Trump's refusal to disclose his taxes prompts clever legislation in California


President-elect Donald Trump got away with never releasing his tax returns, despite the fact that virtually all other presidential candidates have done so for the past 40 years. But two California state Senators are authoring legislation that they say would make such disclosure a requirement — if the candidates want their names to appear on California ballots.

It has been customary for decades for presidential candidates to release their tax returns to the public during the campaign. But, as with many other accepted norms, President-elect Donald Trump flouted this tradition, citing the fact that he was being audited. The IRS stated that being under an audit does not prevent anyone from disclosing their taxes, yet Trump still stubbornly refused to do so.

Now two state Senators in California are working on legislation that would make that custom a requirement, or else candidates would face a rather stiff penalty: The absence of their name on California ballots.

State Senators Mike McGuire (D-Healdsburg) and Scott Wiener (D-San Francisco) said that their bill is in direct response to Trump's refusal to make his taxes public.

Wiener stated:

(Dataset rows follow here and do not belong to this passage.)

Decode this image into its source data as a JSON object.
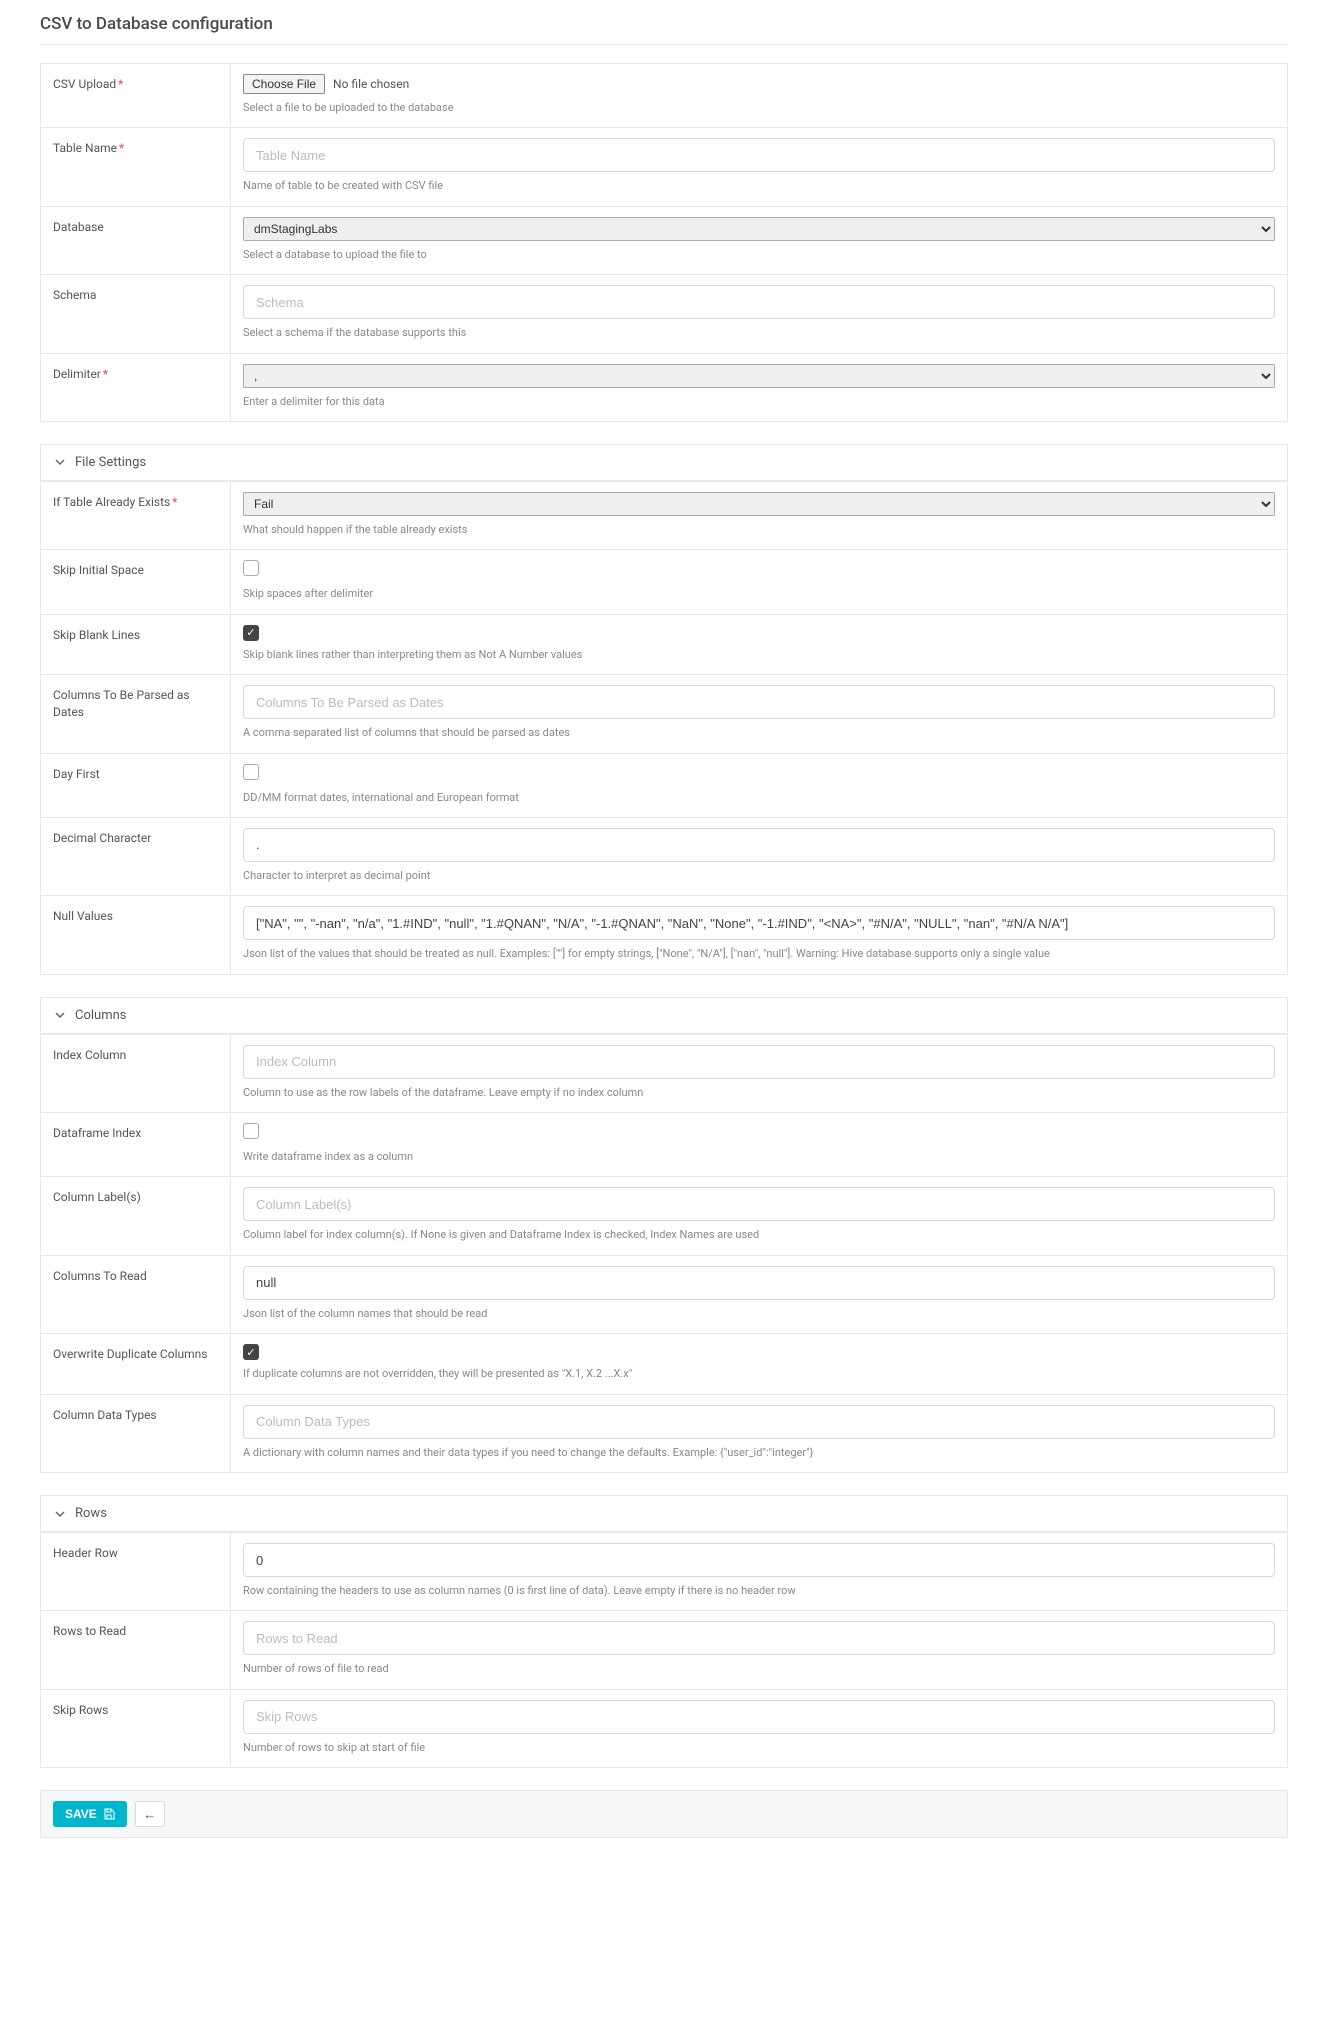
{
  "page": {
    "title": "CSV to Database configuration"
  },
  "sections": {
    "file_settings": "File Settings",
    "columns": "Columns",
    "rows": "Rows"
  },
  "fields": {
    "csv_upload": {
      "label": "CSV Upload",
      "choose_btn": "Choose File",
      "status": "No file chosen",
      "help": "Select a file to be uploaded to the database"
    },
    "table_name": {
      "label": "Table Name",
      "placeholder": "Table Name",
      "help": "Name of table to be created with CSV file"
    },
    "database": {
      "label": "Database",
      "value": "dmStagingLabs",
      "help": "Select a database to upload the file to"
    },
    "schema": {
      "label": "Schema",
      "placeholder": "Schema",
      "help": "Select a schema if the database supports this"
    },
    "delimiter": {
      "label": "Delimiter",
      "value": ",",
      "help": "Enter a delimiter for this data"
    },
    "if_exists": {
      "label": "If Table Already Exists",
      "value": "Fail",
      "help": "What should happen if the table already exists"
    },
    "skip_initial_space": {
      "label": "Skip Initial Space",
      "help": "Skip spaces after delimiter"
    },
    "skip_blank_lines": {
      "label": "Skip Blank Lines",
      "help": "Skip blank lines rather than interpreting them as Not A Number values"
    },
    "parse_dates": {
      "label": "Columns To Be Parsed as Dates",
      "placeholder": "Columns To Be Parsed as Dates",
      "help": "A comma separated list of columns that should be parsed as dates"
    },
    "day_first": {
      "label": "Day First",
      "help": "DD/MM format dates, international and European format"
    },
    "decimal": {
      "label": "Decimal Character",
      "value": ".",
      "help": "Character to interpret as decimal point"
    },
    "null_values": {
      "label": "Null Values",
      "value": "[\"NA\", \"\", \"-nan\", \"n/a\", \"1.#IND\", \"null\", \"1.#QNAN\", \"N/A\", \"-1.#QNAN\", \"NaN\", \"None\", \"-1.#IND\", \"<NA>\", \"#N/A\", \"NULL\", \"nan\", \"#N/A N/A\"]",
      "help": "Json list of the values that should be treated as null. Examples: [\"\"] for empty strings, [\"None\", \"N/A\"], [\"nan\", \"null\"]. Warning: Hive database supports only a single value"
    },
    "index_col": {
      "label": "Index Column",
      "placeholder": "Index Column",
      "help": "Column to use as the row labels of the dataframe. Leave empty if no index column"
    },
    "dataframe_index": {
      "label": "Dataframe Index",
      "help": "Write dataframe index as a column"
    },
    "column_labels": {
      "label": "Column Label(s)",
      "placeholder": "Column Label(s)",
      "help": "Column label for index column(s). If None is given and Dataframe Index is checked, Index Names are used"
    },
    "columns_to_read": {
      "label": "Columns To Read",
      "value": "null",
      "help": "Json list of the column names that should be read"
    },
    "overwrite_dup": {
      "label": "Overwrite Duplicate Columns",
      "help": "If duplicate columns are not overridden, they will be presented as \"X.1, X.2 ...X.x\""
    },
    "column_dtypes": {
      "label": "Column Data Types",
      "placeholder": "Column Data Types",
      "help": "A dictionary with column names and their data types if you need to change the defaults. Example: {\"user_id\":\"integer\"}"
    },
    "header_row": {
      "label": "Header Row",
      "value": "0",
      "help": "Row containing the headers to use as column names (0 is first line of data). Leave empty if there is no header row"
    },
    "rows_to_read": {
      "label": "Rows to Read",
      "placeholder": "Rows to Read",
      "help": "Number of rows of file to read"
    },
    "skip_rows": {
      "label": "Skip Rows",
      "placeholder": "Skip Rows",
      "help": "Number of rows to skip at start of file"
    }
  },
  "footer": {
    "save": "SAVE"
  }
}
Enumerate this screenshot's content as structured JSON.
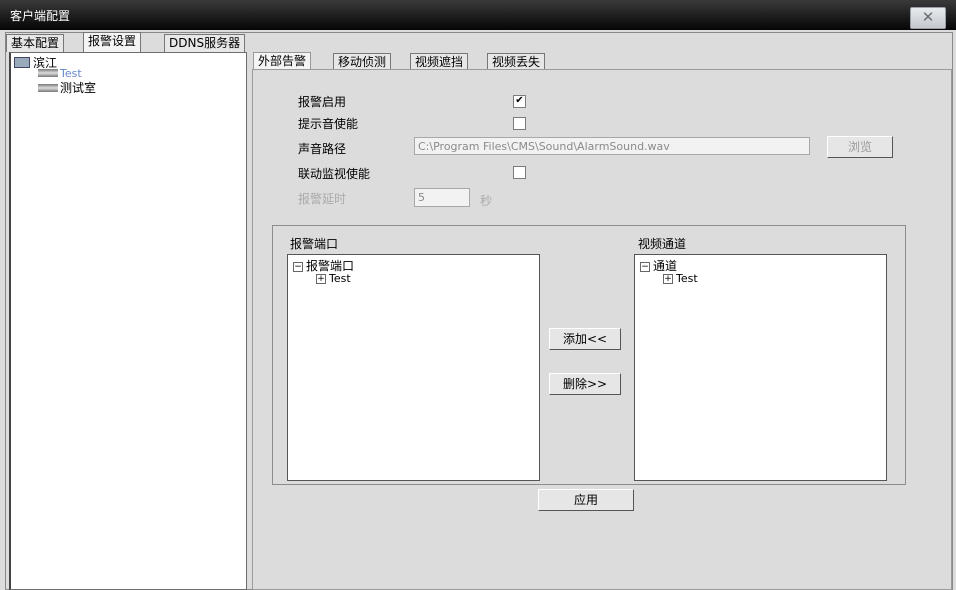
{
  "window": {
    "title": "客户端配置",
    "close_symbol": "✕"
  },
  "main_tabs": [
    "基本配置",
    "报警设置",
    "DDNS服务器"
  ],
  "tree": {
    "root": "滨江",
    "children": [
      "Test",
      "测试室"
    ]
  },
  "sub_tabs": [
    "外部告警",
    "移动侦测",
    "视频遮挡",
    "视频丢失"
  ],
  "form": {
    "alarm_enable": {
      "label": "报警启用",
      "checked": "✔"
    },
    "sound_enable": {
      "label": "提示音使能",
      "checked": ""
    },
    "sound_path": {
      "label": "声音路径",
      "value": "C:\\Program Files\\CMS\\Sound\\AlarmSound.wav"
    },
    "browse_label": "浏览",
    "linkage_enable": {
      "label": "联动监视使能",
      "checked": ""
    },
    "alarm_delay": {
      "label": "报警延时",
      "value": "5",
      "unit": "秒"
    }
  },
  "alarm_ports": {
    "title": "报警端口",
    "root": "报警端口",
    "child": "Test"
  },
  "video_channels": {
    "title": "视频通道",
    "root": "通道",
    "child": "Test"
  },
  "buttons": {
    "add": "添加<<",
    "delete": "删除>>",
    "apply": "应用"
  }
}
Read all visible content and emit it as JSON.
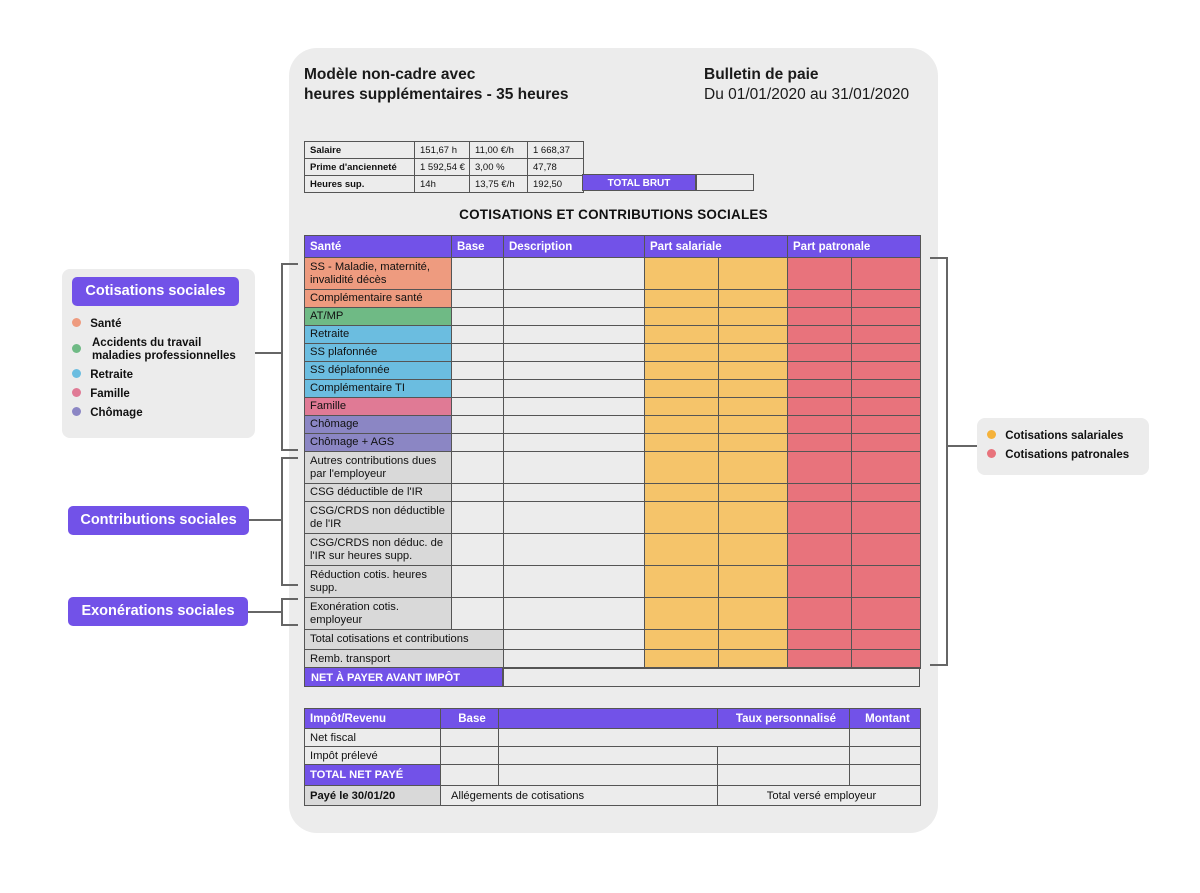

The American public deserves to know that the individual they are selecting to be president will have their best interests at the heart of every decision, not the best interests of any business venture or investment fund. Requiring that this basic financial information be made available to voters will help build critical public trust.

Or as McGuire put it, "This legislation will help make transparency great again."

California is the most populous state in the nation, with nearly 39 million residents, which translates to 55 electoral votes in nationwide elections. And while it has also been a solidly blue state since 1992 — and a state that Hillary Clinton won in 2016 by over 30 points — if Republicans hope to ever make the state competitive again in the presidential race, ensuring that their candidates' names actually appear in front of the voters in the ballot booth is certainly integral to that goal.

Similar legislation is being planned by New York state Senator Brad Holyman.

McGuire and Wiener will formally introduce their legislation in January 2017, as the day of Trump's inauguration draws nearer. And perhaps by the time Trump is running for reelection, should he make it through his first term unscathed by investigations into his multitudinous conflicts of interest, he will not be able to hide behind an audit anymore.